I see little reason after a half-season of public discussion of the plan to move the Pawtucket Red Sox to a proposed stadium in downtown Providence to get off the fence. A more detailed plan was released by the new PawSox owners this week, but to judge by media coverage, we still do not know whether the cost of seeing a game will remain, as the owners insist, near the low cost of seeing the team play in Pawtucket.
We do know more about how much the owners want from the public, and it is too much. It should come down. But we also have the first inkling of what the stadium would look like, and on that side of the ledger the news is extremely positive.
The importance of the stadium design is not just in creating a ballpark more likely to attract fans. There is a largely unknowable extent to which fans come to games not just to root for their team but to enjoy a sensual aesthetic experience unlike what they experience in their normal lives. Modernist ballparks erode the charm of that experience while traditional parks, such as the Fenway and Camden Yards parks in Boston and Baltimore, expand it.
Even more important is the spinoff effect of the ballpark, not so much in jobs as in the designs promoted by the I-195 Redevelopment District in which the stadium would sit – on land already slated for a public park.
There are already plenty of parks near the Providence River, enough that the current designation of that parcel as a park should not be allowed to block a truly advantageous stadium proposal. No, I refer to the possibility that a traditional stadium might cause the new 195 commission to shift away from the earlier commission’s foolish mishmash of design models to something directly promoting traditional design – design that would build on rather than erode one of the city’s and state’s primary competitive advantages.
That will be key to the stadium’s role in creating high-tech jobs.

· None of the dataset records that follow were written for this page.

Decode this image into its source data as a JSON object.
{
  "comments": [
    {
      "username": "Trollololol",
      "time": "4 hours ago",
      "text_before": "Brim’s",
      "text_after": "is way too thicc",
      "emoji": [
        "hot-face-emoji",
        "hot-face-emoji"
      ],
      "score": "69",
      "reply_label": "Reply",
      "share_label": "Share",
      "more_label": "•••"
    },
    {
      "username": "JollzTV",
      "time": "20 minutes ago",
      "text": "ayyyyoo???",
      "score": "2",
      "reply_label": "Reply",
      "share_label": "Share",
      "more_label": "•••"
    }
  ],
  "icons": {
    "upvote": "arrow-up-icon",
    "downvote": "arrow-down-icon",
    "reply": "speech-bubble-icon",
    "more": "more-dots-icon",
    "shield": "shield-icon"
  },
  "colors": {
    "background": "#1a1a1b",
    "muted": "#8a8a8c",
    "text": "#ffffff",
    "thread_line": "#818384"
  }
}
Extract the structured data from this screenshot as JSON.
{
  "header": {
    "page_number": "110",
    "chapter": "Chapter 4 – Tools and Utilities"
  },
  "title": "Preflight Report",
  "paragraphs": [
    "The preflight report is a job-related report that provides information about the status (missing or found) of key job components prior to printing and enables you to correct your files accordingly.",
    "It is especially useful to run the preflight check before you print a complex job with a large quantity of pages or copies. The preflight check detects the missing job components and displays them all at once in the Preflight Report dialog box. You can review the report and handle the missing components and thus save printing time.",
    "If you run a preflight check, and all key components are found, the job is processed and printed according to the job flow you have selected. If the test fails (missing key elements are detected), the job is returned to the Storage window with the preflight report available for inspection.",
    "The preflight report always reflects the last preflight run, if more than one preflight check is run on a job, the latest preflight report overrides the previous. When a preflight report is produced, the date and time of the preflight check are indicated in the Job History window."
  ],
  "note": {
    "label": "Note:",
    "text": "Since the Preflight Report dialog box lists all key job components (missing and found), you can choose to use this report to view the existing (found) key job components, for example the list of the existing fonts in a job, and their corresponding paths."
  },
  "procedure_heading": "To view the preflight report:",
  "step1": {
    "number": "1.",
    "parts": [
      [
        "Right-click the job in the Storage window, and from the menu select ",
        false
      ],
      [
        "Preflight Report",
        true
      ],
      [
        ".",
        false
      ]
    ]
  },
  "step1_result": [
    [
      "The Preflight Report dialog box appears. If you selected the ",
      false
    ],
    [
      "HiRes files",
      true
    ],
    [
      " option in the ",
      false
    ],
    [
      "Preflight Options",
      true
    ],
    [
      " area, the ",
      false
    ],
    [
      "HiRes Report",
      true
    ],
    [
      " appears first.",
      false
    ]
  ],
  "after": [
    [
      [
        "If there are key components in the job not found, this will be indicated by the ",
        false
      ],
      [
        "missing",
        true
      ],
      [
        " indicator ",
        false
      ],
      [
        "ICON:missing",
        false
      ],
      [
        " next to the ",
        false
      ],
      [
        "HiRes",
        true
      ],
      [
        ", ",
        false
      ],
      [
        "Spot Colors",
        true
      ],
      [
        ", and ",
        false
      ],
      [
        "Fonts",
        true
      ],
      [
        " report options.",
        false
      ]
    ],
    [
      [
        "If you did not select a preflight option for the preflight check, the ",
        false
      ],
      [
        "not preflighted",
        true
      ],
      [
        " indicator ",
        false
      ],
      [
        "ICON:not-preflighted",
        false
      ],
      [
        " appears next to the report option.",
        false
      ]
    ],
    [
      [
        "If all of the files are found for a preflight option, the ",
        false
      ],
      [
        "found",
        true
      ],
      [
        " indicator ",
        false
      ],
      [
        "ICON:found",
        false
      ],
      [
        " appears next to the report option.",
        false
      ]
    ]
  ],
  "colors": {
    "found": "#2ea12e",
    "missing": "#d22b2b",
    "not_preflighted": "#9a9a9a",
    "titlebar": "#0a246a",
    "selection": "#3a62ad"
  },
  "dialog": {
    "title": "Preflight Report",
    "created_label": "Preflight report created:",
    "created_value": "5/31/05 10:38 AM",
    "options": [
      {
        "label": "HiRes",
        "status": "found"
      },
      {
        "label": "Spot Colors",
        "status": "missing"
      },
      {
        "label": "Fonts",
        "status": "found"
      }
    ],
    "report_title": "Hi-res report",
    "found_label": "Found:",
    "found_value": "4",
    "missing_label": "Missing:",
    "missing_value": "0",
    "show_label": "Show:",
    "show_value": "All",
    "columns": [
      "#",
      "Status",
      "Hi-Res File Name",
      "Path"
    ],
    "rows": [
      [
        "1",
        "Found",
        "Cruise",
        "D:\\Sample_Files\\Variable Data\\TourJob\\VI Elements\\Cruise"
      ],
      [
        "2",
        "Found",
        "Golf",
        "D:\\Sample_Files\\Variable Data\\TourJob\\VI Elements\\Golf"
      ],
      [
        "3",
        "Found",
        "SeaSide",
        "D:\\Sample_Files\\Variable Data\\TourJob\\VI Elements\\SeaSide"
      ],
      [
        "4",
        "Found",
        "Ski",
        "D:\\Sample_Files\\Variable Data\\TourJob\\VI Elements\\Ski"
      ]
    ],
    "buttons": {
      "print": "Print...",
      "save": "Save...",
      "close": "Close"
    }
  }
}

The stadium design comes from the firm of D’AIQ, in Somerville, and the Boston office of the international firm Populous. Here are the renderings from “PawSox owners present vision for new stadium,” in the Providence Business News: